Along with changes to hunting season dates and the number of permits issued, the plan would modify elk hunting.
“We evaluated a lot of different options, trade-offs, and ultimately, in the end, have drafted some really innovative new strategies to help with elk management moving forward,” said Dax Mangus, DWR’s big game coordinator in a video published Tuesday (see above).
Here are some of the changes that are included in the new plan:
GENERAL-SEASON HUNTING CHANGES
- Adding six additional general-season hunting units to the any bull elk hunt.
- Dividing the current general-season 13-day any legal weapon any bull hunt into two separate seven-day hunts.
- Issuing 15,000 general-season permits for the early season any-legal-weapon any bull hunt.
- Having no cap on permit numbers for the late season any-legal-weapon any bull hunt.
- Capping multi-season any bull permits at 7,500.
- Expanding the general spike hunt to the Diamond Mountain unit.
- Continuing to issue 15,000 spike bull permits each year, with a cap of 4,500 available as multi-season permits.
- Creating an unlimited youth general-season elk permit that will be valid during all general seasons on both any bull and spike units.
LIMITED-ENTRY HUNTING CHANGES
- Restructuring the harvest age objectives for traditional limited-entry units to include three age objectives: 6 ½ to 7 years old, 6 to 6 ½ years old and 5 ½ to 6 years old.
- Adding the mid-season any legal weapon hunt on most traditional limited-entry elk units.

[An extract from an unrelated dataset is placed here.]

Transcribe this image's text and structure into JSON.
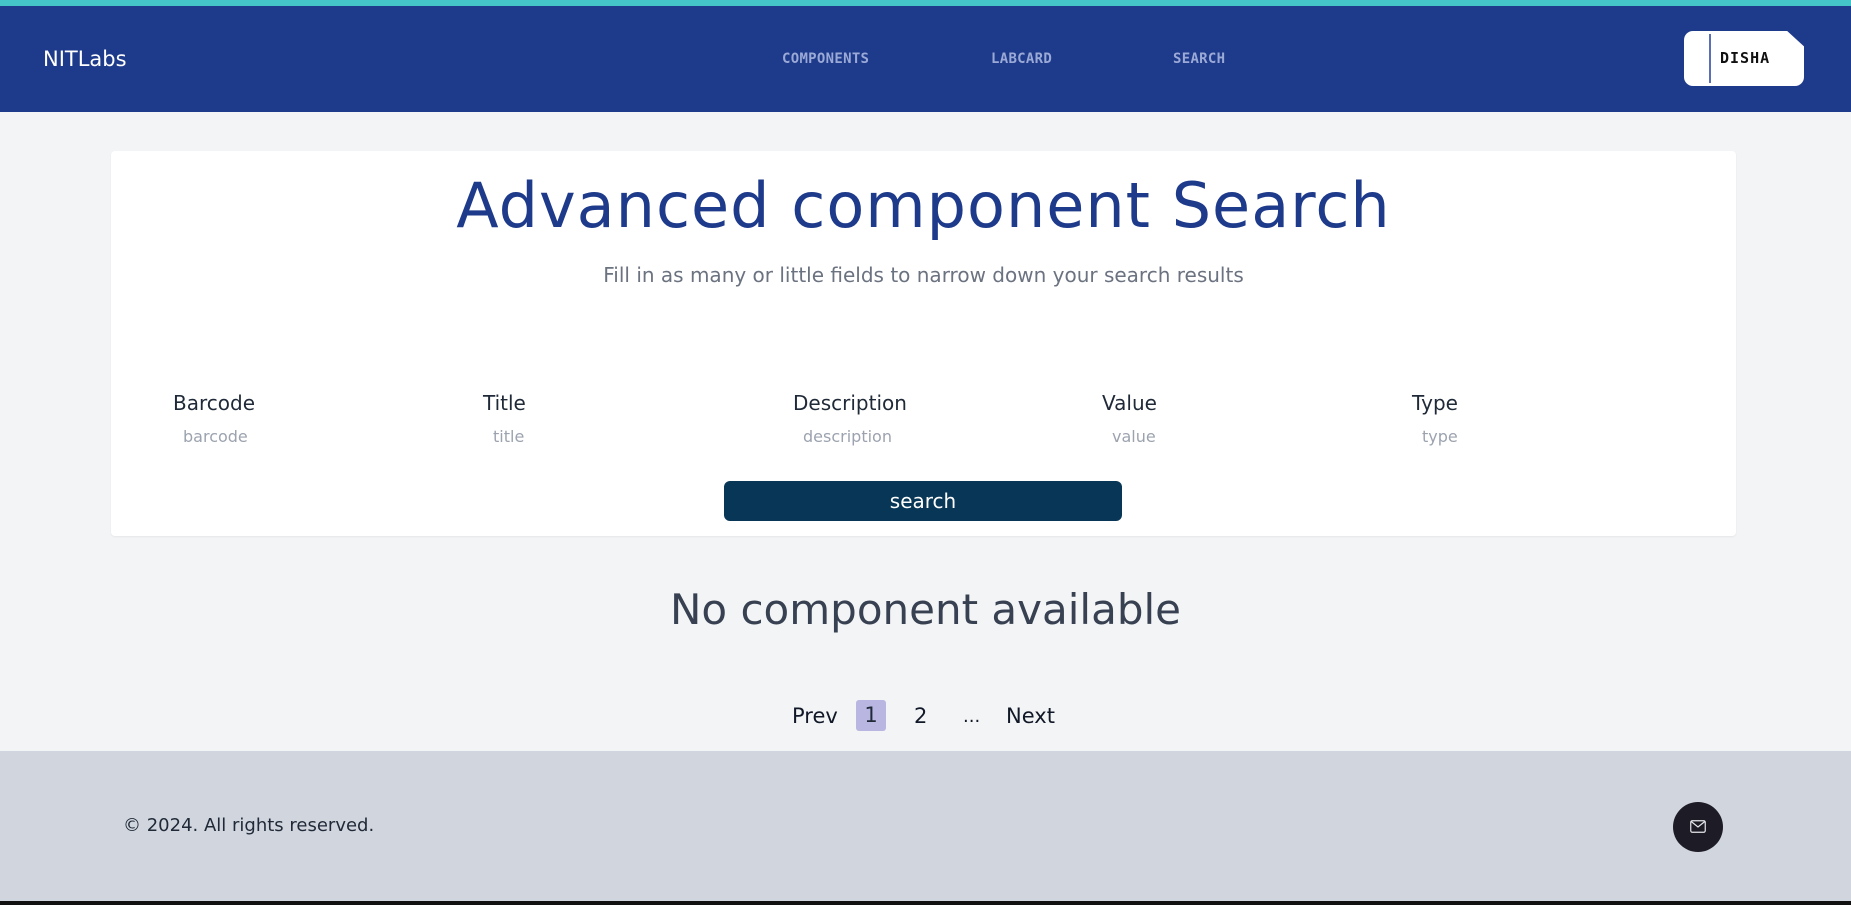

- Adjusting the weapon splits for traditional limited-entry hunts to place more of the any-legal-weapon hunts in the mid-season hunt.
- Moving the season dates for the beginning of the hunt and end of the traditional limited-entry archery season to four days later than in past years.
- Adjusting the length of the early any-legal-weapon traditional limited-entry elk hunt to five days long.
- Maximizing hunting opportunities by maintaining the units/hunts managed for restricted-weapon hunts, September archery hunts and HAMS hunts (hunts that allow the use of handgun, archery, muzzleloader, and shotgun).
- Developing and recommending adaptive opportunity limited-entry hunts to seize unusual opportunities. Examples include December archery hunts on limited-entry units, additional restricted weapon or HAMS hunts on units with very high success rates and/or high bull-to-cow ratios, and limited-entry hunts on general-season units using unique timing or the migration of available bulls.
“The major theme for the elk plan committee — and the resulting proposed plan — has been to increase elk hunting opportunity, while maintaining quality, through increased challenge and creativity,” Mangus said.
“We believe these proposed changes will help reach those goals. The recommended changes are all related and provide synergy to the overall management plan, with the general-season hunt changes providing additional opportunities and the limited-entry changes helping maintain the quality of the hunt,” he continued.
As mentioned, Utah hunters are encouraged to lend their $.02 to the DWR. To do so click HERE. And to learn more about the DWR’s new plan, including proposed changes to weapon technologies, click HERE.